# TASK BRIEF:
Would you retype each record exactly as given?

# RECORDED DATA:
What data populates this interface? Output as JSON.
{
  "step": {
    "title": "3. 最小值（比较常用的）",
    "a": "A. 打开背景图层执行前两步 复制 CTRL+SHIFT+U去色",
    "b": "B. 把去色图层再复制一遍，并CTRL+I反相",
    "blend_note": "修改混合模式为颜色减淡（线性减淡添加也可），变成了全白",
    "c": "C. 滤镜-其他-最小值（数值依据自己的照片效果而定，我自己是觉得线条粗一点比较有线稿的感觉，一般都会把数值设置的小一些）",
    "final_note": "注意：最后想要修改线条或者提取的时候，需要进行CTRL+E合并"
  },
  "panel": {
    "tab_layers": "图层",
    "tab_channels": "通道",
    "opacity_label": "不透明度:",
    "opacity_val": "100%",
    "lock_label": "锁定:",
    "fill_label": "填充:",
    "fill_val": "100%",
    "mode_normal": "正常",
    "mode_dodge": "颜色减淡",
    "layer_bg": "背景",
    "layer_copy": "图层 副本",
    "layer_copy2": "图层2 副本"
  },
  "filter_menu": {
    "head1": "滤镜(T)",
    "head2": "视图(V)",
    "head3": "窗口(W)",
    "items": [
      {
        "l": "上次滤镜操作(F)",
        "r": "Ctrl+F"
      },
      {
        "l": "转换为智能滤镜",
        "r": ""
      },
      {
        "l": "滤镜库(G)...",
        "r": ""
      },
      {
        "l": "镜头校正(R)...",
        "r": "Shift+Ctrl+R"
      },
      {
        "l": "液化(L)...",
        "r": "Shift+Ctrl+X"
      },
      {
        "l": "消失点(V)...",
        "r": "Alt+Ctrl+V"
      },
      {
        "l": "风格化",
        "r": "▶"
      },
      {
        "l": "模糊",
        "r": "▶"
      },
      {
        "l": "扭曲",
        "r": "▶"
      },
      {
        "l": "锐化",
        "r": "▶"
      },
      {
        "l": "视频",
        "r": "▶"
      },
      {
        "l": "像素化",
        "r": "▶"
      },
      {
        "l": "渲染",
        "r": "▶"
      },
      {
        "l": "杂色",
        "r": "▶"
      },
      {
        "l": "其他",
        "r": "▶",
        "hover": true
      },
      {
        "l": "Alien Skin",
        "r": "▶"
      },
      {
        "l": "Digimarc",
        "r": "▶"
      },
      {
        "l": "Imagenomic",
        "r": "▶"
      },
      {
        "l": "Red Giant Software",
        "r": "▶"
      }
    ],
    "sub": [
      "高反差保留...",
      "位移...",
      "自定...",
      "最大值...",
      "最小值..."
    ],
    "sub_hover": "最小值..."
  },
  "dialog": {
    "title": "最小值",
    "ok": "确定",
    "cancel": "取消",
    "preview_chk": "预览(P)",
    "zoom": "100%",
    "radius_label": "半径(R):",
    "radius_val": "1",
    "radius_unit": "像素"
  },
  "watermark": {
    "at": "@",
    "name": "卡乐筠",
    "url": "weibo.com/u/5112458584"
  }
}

# RESULT:
What data populates this interface? Output as JSON.
{
  "step": {
    "title": "3. 最小值（比较常用的）",
    "a": "A. 打开背景图层执行前两步 复制 CTRL+SHIFT+U去色",
    "b": "B. 把去色图层再复制一遍，并CTRL+I反相",
    "blend_note": "修改混合模式为颜色减淡（线性减淡添加也可），变成了全白",
    "c": "C. 滤镜-其他-最小值（数值依据自己的照片效果而定，我自己是觉得线条粗一点比较有线稿的感觉，一般都会把数值设置的小一些）",
    "final_note": "注意：最后想要修改线条或者提取的时候，需要进行CTRL+E合并"
  },
  "panel": {
    "tab_layers": "图层",
    "tab_channels": "通道",
    "opacity_label": "不透明度:",
    "opacity_val": "100%",
    "lock_label": "锁定:",
    "fill_label": "填充:",
    "fill_val": "100%",
    "mode_normal": "正常",
    "mode_dodge": "颜色减淡",
    "layer_bg": "背景",
    "layer_copy": "图层 副本",
    "layer_copy2": "图层2 副本"
  },
  "filter_menu": {
    "head1": "滤镜(T)",
    "head2": "视图(V)",
    "head3": "窗口(W)",
    "items": [
      {
        "l": "上次滤镜操作(F)",
        "r": "Ctrl+F"
      },
      {
        "l": "转换为智能滤镜",
        "r": ""
      },
      {
        "l": "滤镜库(G)...",
        "r": ""
      },
      {
        "l": "镜头校正(R)...",
        "r": "Shift+Ctrl+R"
      },
      {
        "l": "液化(L)...",
        "r": "Shift+Ctrl+X"
      },
      {
        "l": "消失点(V)...",
        "r": "Alt+Ctrl+V"
      },
      {
        "l": "风格化",
        "r": "▶"
      },
      {
        "l": "模糊",
        "r": "▶"
      },
      {
        "l": "扭曲",
        "r": "▶"
      },
      {
        "l": "锐化",
        "r": "▶"
      },
      {
        "l": "视频",
        "r": "▶"
      },
      {
        "l": "像素化",
        "r": "▶"
      },
      {
        "l": "渲染",
        "r": "▶"
      },
      {
        "l": "杂色",
        "r": "▶"
      },
      {
        "l": "其他",
        "r": "▶",
        "hover": true
      },
      {
        "l": "Alien Skin",
        "r": "▶"
      },
      {
        "l": "Digimarc",
        "r": "▶"
      },
      {
        "l": "Imagenomic",
        "r": "▶"
      },
      {
        "l": "Red Giant Software",
        "r": "▶"
      }
    ],
    "sub": [
      "高反差保留...",
      "位移...",
      "自定...",
      "最大值...",
      "最小值..."
    ],
    "sub_hover": "最小值..."
  },
  "dialog": {
    "title": "最小值",
    "ok": "确定",
    "cancel": "取消",
    "preview_chk": "预览(P)",
    "zoom": "100%",
    "radius_label": "半径(R):",
    "radius_val": "1",
    "radius_unit": "像素"
  },
  "watermark": {
    "at": "@",
    "name": "卡乐筠",
    "url": "weibo.com/u/5112458584"
  }
}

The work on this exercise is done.